TASK DETAILS. Restate the data word for word. Leave the pictures out.

DATA TO PROCESS.
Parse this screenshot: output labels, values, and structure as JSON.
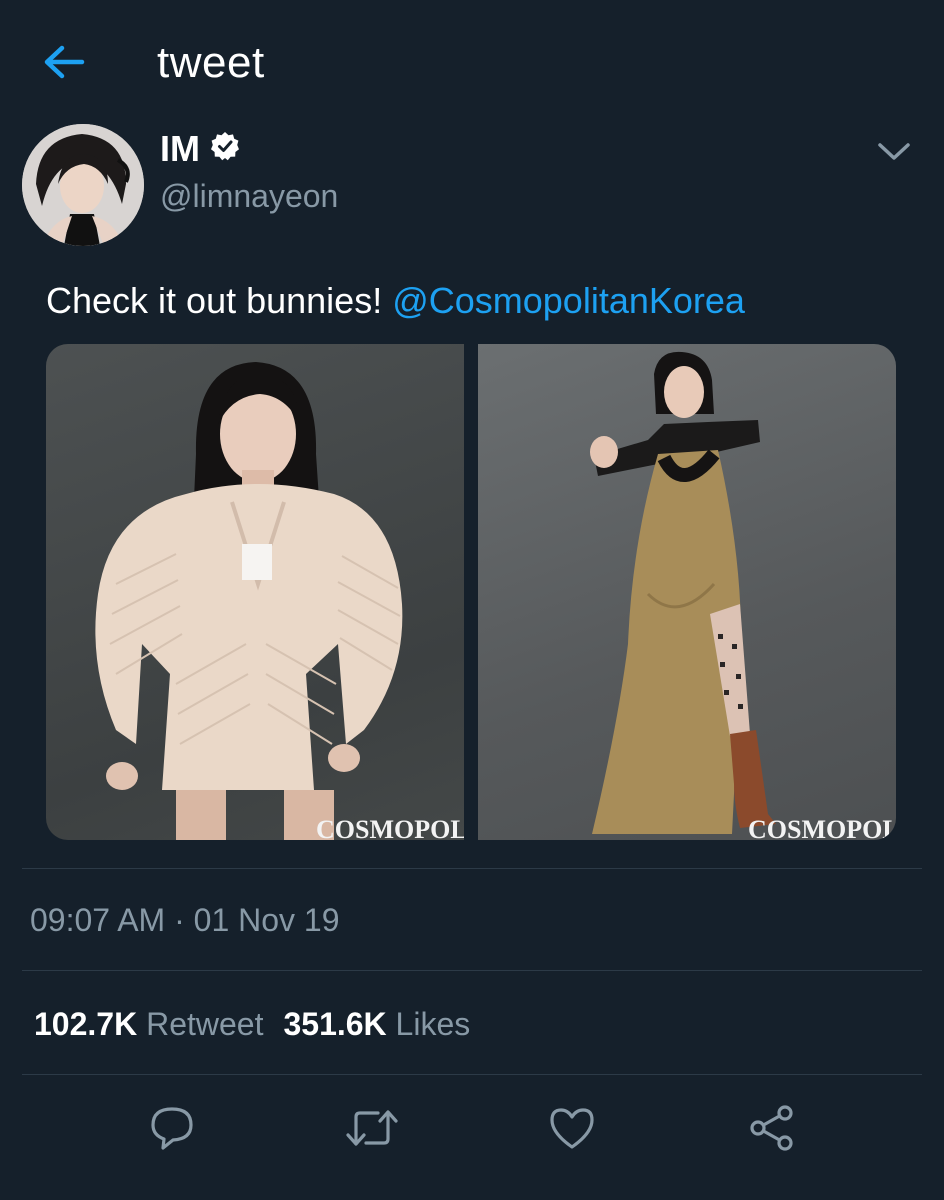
{
  "header": {
    "title": "tweet",
    "back_icon": "arrow-left-icon"
  },
  "author": {
    "display_name": "IM",
    "handle": "@limnayeon",
    "verified_icon": "verified-badge-icon"
  },
  "tweet": {
    "text": "Check it out bunnies! ",
    "mention": "@CosmopolitanKorea",
    "media": [
      {
        "watermark": "COSMOPOLITAN"
      },
      {
        "watermark": "COSMOPOLITAN"
      }
    ],
    "timestamp": "09:07 AM · 01 Nov 19"
  },
  "stats": {
    "retweets_count": "102.7K",
    "retweets_label": "Retweet",
    "likes_count": "351.6K",
    "likes_label": "Likes"
  },
  "actions": [
    "reply-icon",
    "retweet-icon",
    "like-icon",
    "share-icon"
  ],
  "colors": {
    "background": "#15202b",
    "accent": "#1da1f2",
    "secondary_text": "#8899a6",
    "divider": "#2c3a47"
  }
}
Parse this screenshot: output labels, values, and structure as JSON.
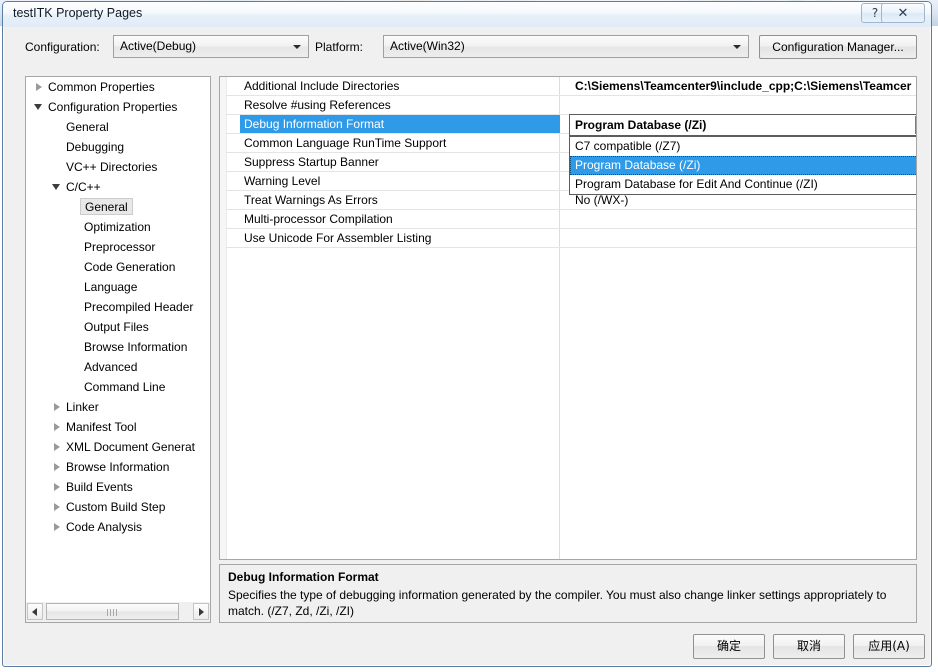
{
  "window": {
    "title": "testITK Property Pages",
    "help_glyph": "?",
    "close_glyph": "✕"
  },
  "config_bar": {
    "configuration_label": "Configuration:",
    "configuration_value": "Active(Debug)",
    "platform_label": "Platform:",
    "platform_value": "Active(Win32)",
    "config_manager_label": "Configuration Manager..."
  },
  "tree": [
    {
      "label": "Common Properties",
      "indent": 0,
      "twisty": "collapsed",
      "selected": false
    },
    {
      "label": "Configuration Properties",
      "indent": 0,
      "twisty": "expanded",
      "selected": false
    },
    {
      "label": "General",
      "indent": 1,
      "twisty": "none",
      "selected": false
    },
    {
      "label": "Debugging",
      "indent": 1,
      "twisty": "none",
      "selected": false
    },
    {
      "label": "VC++ Directories",
      "indent": 1,
      "twisty": "none",
      "selected": false
    },
    {
      "label": "C/C++",
      "indent": 1,
      "twisty": "expanded",
      "selected": false
    },
    {
      "label": "General",
      "indent": 2,
      "twisty": "none",
      "selected": true
    },
    {
      "label": "Optimization",
      "indent": 2,
      "twisty": "none",
      "selected": false
    },
    {
      "label": "Preprocessor",
      "indent": 2,
      "twisty": "none",
      "selected": false
    },
    {
      "label": "Code Generation",
      "indent": 2,
      "twisty": "none",
      "selected": false
    },
    {
      "label": "Language",
      "indent": 2,
      "twisty": "none",
      "selected": false
    },
    {
      "label": "Precompiled Header",
      "indent": 2,
      "twisty": "none",
      "selected": false
    },
    {
      "label": "Output Files",
      "indent": 2,
      "twisty": "none",
      "selected": false
    },
    {
      "label": "Browse Information",
      "indent": 2,
      "twisty": "none",
      "selected": false
    },
    {
      "label": "Advanced",
      "indent": 2,
      "twisty": "none",
      "selected": false
    },
    {
      "label": "Command Line",
      "indent": 2,
      "twisty": "none",
      "selected": false
    },
    {
      "label": "Linker",
      "indent": 1,
      "twisty": "collapsed",
      "selected": false
    },
    {
      "label": "Manifest Tool",
      "indent": 1,
      "twisty": "collapsed",
      "selected": false
    },
    {
      "label": "XML Document Generat",
      "indent": 1,
      "twisty": "collapsed",
      "selected": false
    },
    {
      "label": "Browse Information",
      "indent": 1,
      "twisty": "collapsed",
      "selected": false
    },
    {
      "label": "Build Events",
      "indent": 1,
      "twisty": "collapsed",
      "selected": false
    },
    {
      "label": "Custom Build Step",
      "indent": 1,
      "twisty": "collapsed",
      "selected": false
    },
    {
      "label": "Code Analysis",
      "indent": 1,
      "twisty": "collapsed",
      "selected": false
    }
  ],
  "grid": {
    "rows": [
      {
        "name": "Additional Include Directories",
        "value": "C:\\Siemens\\Teamcenter9\\include_cpp;C:\\Siemens\\Teamcer",
        "bold": true,
        "selected": false
      },
      {
        "name": "Resolve #using References",
        "value": "",
        "bold": false,
        "selected": false
      },
      {
        "name": "Debug Information Format",
        "value": "Program Database (/Zi)",
        "bold": true,
        "selected": true
      },
      {
        "name": "Common Language RunTime Support",
        "value": "",
        "bold": false,
        "selected": false
      },
      {
        "name": "Suppress Startup Banner",
        "value": "",
        "bold": false,
        "selected": false
      },
      {
        "name": "Warning Level",
        "value": "",
        "bold": false,
        "selected": false
      },
      {
        "name": "Treat Warnings As Errors",
        "value": "No (/WX-)",
        "bold": false,
        "selected": false
      },
      {
        "name": "Multi-processor Compilation",
        "value": "",
        "bold": false,
        "selected": false
      },
      {
        "name": "Use Unicode For Assembler Listing",
        "value": "",
        "bold": false,
        "selected": false
      }
    ]
  },
  "editor": {
    "value": "Program Database (/Zi)",
    "options": [
      {
        "label": "C7 compatible (/Z7)",
        "highlight": false
      },
      {
        "label": "Program Database (/Zi)",
        "highlight": true
      },
      {
        "label": "Program Database for Edit And Continue (/ZI)",
        "highlight": false
      }
    ]
  },
  "description": {
    "title": "Debug Information Format",
    "body": "Specifies the type of debugging information generated by the compiler.  You must also change linker settings appropriately to match.    (/Z7, Zd, /Zi, /ZI)"
  },
  "footer": {
    "ok_label": "确定",
    "cancel_label": "取消",
    "apply_label": "应用(A)"
  },
  "colors": {
    "selection_blue": "#2F9BE8",
    "dialog_face": "#F0F0F0",
    "border_gray": "#A6A6A6",
    "frame_blue": "#5B7CA3"
  }
}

COMPLETED EXERCISE.
Parse this screenshot: output labels, values, and structure as JSON.
{
  "header": {
    "title": "tweet",
    "back_icon": "arrow-left-icon"
  },
  "author": {
    "display_name": "IM",
    "handle": "@limnayeon",
    "verified_icon": "verified-badge-icon"
  },
  "tweet": {
    "text": "Check it out bunnies! ",
    "mention": "@CosmopolitanKorea",
    "media": [
      {
        "watermark": "COSMOPOLITAN"
      },
      {
        "watermark": "COSMOPOLITAN"
      }
    ],
    "timestamp": "09:07 AM · 01 Nov 19"
  },
  "stats": {
    "retweets_count": "102.7K",
    "retweets_label": "Retweet",
    "likes_count": "351.6K",
    "likes_label": "Likes"
  },
  "actions": [
    "reply-icon",
    "retweet-icon",
    "like-icon",
    "share-icon"
  ],
  "colors": {
    "background": "#15202b",
    "accent": "#1da1f2",
    "secondary_text": "#8899a6",
    "divider": "#2c3a47"
  }
}
Parse this screenshot: output labels, values, and structure as JSON.
{
  "window": {
    "title": "testITK Property Pages",
    "help_glyph": "?",
    "close_glyph": "✕"
  },
  "config_bar": {
    "configuration_label": "Configuration:",
    "configuration_value": "Active(Debug)",
    "platform_label": "Platform:",
    "platform_value": "Active(Win32)",
    "config_manager_label": "Configuration Manager..."
  },
  "tree": [
    {
      "label": "Common Properties",
      "indent": 0,
      "twisty": "collapsed",
      "selected": false
    },
    {
      "label": "Configuration Properties",
      "indent": 0,
      "twisty": "expanded",
      "selected": false
    },
    {
      "label": "General",
      "indent": 1,
      "twisty": "none",
      "selected": false
    },
    {
      "label": "Debugging",
      "indent": 1,
      "twisty": "none",
      "selected": false
    },
    {
      "label": "VC++ Directories",
      "indent": 1,
      "twisty": "none",
      "selected": false
    },
    {
      "label": "C/C++",
      "indent": 1,
      "twisty": "expanded",
      "selected": false
    },
    {
      "label": "General",
      "indent": 2,
      "twisty": "none",
      "selected": true
    },
    {
      "label": "Optimization",
      "indent": 2,
      "twisty": "none",
      "selected": false
    },
    {
      "label": "Preprocessor",
      "indent": 2,
      "twisty": "none",
      "selected": false
    },
    {
      "label": "Code Generation",
      "indent": 2,
      "twisty": "none",
      "selected": false
    },
    {
      "label": "Language",
      "indent": 2,
      "twisty": "none",
      "selected": false
    },
    {
      "label": "Precompiled Header",
      "indent": 2,
      "twisty": "none",
      "selected": false
    },
    {
      "label": "Output Files",
      "indent": 2,
      "twisty": "none",
      "selected": false
    },
    {
      "label": "Browse Information",
      "indent": 2,
      "twisty": "none",
      "selected": false
    },
    {
      "label": "Advanced",
      "indent": 2,
      "twisty": "none",
      "selected": false
    },
    {
      "label": "Command Line",
      "indent": 2,
      "twisty": "none",
      "selected": false
    },
    {
      "label": "Linker",
      "indent": 1,
      "twisty": "collapsed",
      "selected": false
    },
    {
      "label": "Manifest Tool",
      "indent": 1,
      "twisty": "collapsed",
      "selected": false
    },
    {
      "label": "XML Document Generat",
      "indent": 1,
      "twisty": "collapsed",
      "selected": false
    },
    {
      "label": "Browse Information",
      "indent": 1,
      "twisty": "collapsed",
      "selected": false
    },
    {
      "label": "Build Events",
      "indent": 1,
      "twisty": "collapsed",
      "selected": false
    },
    {
      "label": "Custom Build Step",
      "indent": 1,
      "twisty": "collapsed",
      "selected": false
    },
    {
      "label": "Code Analysis",
      "indent": 1,
      "twisty": "collapsed",
      "selected": false
    }
  ],
  "grid": {
    "rows": [
      {
        "name": "Additional Include Directories",
        "value": "C:\\Siemens\\Teamcenter9\\include_cpp;C:\\Siemens\\Teamcer",
        "bold": true,
        "selected": false
      },
      {
        "name": "Resolve #using References",
        "value": "",
        "bold": false,
        "selected": false
      },
      {
        "name": "Debug Information Format",
        "value": "Program Database (/Zi)",
        "bold": true,
        "selected": true
      },
      {
        "name": "Common Language RunTime Support",
        "value": "",
        "bold": false,
        "selected": false
      },
      {
        "name": "Suppress Startup Banner",
        "value": "",
        "bold": false,
        "selected": false
      },
      {
        "name": "Warning Level",
        "value": "",
        "bold": false,
        "selected": false
      },
      {
        "name": "Treat Warnings As Errors",
        "value": "No (/WX-)",
        "bold": false,
        "selected": false
      },
      {
        "name": "Multi-processor Compilation",
        "value": "",
        "bold": false,
        "selected": false
      },
      {
        "name": "Use Unicode For Assembler Listing",
        "value": "",
        "bold": false,
        "selected": false
      }
    ]
  },
  "editor": {
    "value": "Program Database (/Zi)",
    "options": [
      {
        "label": "C7 compatible (/Z7)",
        "highlight": false
      },
      {
        "label": "Program Database (/Zi)",
        "highlight": true
      },
      {
        "label": "Program Database for Edit And Continue (/ZI)",
        "highlight": false
      }
    ]
  },
  "description": {
    "title": "Debug Information Format",
    "body": "Specifies the type of debugging information generated by the compiler.  You must also change linker settings appropriately to match.    (/Z7, Zd, /Zi, /ZI)"
  },
  "footer": {
    "ok_label": "确定",
    "cancel_label": "取消",
    "apply_label": "应用(A)"
  },
  "colors": {
    "selection_blue": "#2F9BE8",
    "dialog_face": "#F0F0F0",
    "border_gray": "#A6A6A6",
    "frame_blue": "#5B7CA3"
  }
}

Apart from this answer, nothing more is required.